I think Indigo is one of those names you either love or hate. For some it’s not serious enough, whilst others like the fun sound it possesses.
I’m lucky enough to meet the name on a regular basis, thanks to my local bus service, the indigo. Once upon a time it was called the Rainbow 5, but received a major style overhaul in 2008, complete with leather seats, a stop announcement and a new tagline: the really stylish way to go.
It now the UK’s first commerical 24 hour bus route, so I do feel rather priveledged. But do I connect the name now too much with the bus? In a way yes, and to be honest, that’s not a bad thing. I love taking the bus because the drivers are always a pleasure, and a trent barton driver was named best bus driver of the year in 2009.
We’ve previously made mention of the name Indigo as a potential long form of Indie. But it the name Indigo more for boys or girls?
The above table covers the usage for boys. As you can see, he’s been up and down a lot recently, but generally his average is under 10 births, except for 2008 when things got particularly exciting.
As for the girls? Much more usage:
As you can see, she’s broken the 1000 barrier a few times and these tables prove Indigo is more consistently used for females, rather than males. Which is at odds with what I’m about to say.
The first time I came across the name Indigo, it was on a male character in a series of books by Hilary McKay. She wrote a series of books focusing on the Cassan family, who were all named after colours: Cadimium Gold ‘Caddy’, Indigo, Saffron ‘Saffy’ and Permanent Rose ‘Rose’. There were all named after the family colour chart on the kitchen wall, and Indigo is the sole male child.
In the natural world, we’ll find the Blue Wild Indigo, or Blue False Indigo. It’s latin name is Baptisia australis, and it’s a member of the pea family. Native to central and eastern North America, it’s now been introduced elsewhere outside it’s natural range.
The Cherokees used this plant as a source of blue dye, which we Europeans later took heed from. The roots were also used in teas or to treat tooth aches or nausea.
The best known use of the name is as the colour, which was defined as a spectrum colour by Sir Isaac Newton when he was devising and defining the optical spectrum. Proof Newton did things other than being hit on the head with an apple.

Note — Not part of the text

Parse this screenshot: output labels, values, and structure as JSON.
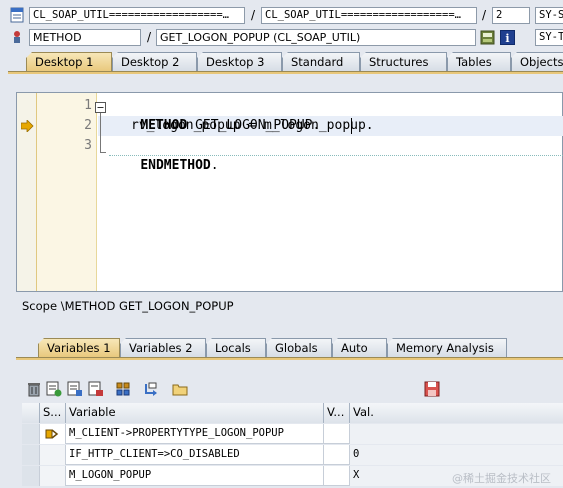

Back in ye olde days, the colour purple was reserved only for the rich and royals, and the colour purple in general is still associated with royalty to this day. The reason behind this was because Tyrian Purple could only be extracted from sea snails making it difficult to acquire, hence expensive. The dye was also prized because it did not fade in harsh sunlight, rather it became brighter and more intense.
The first recorded use in England of the word indigo was in 1289. And it’s origins are in India, which is believed to be the oldest centre of indigo dying in the Old World. It was the primary supplier of indigo dye to Europe from around the Greco-Roman era. The association of India with indigo is reflected in the Greek word indikon, meaning from India. The Romans used the term indicum, which passed into Italian dialect and eventually into English as the word indigo.
With Blue/Bleu reigning high as one of the more popular picks for a middle, this could be the niche for Indigo to start making ground. Either way, since my post all those months ago about finding a long form for Indie, I’ve been won over by the name. Indigo has a fun kind of sound to it, and the colour is lovely in most hues, unlike green or yellow.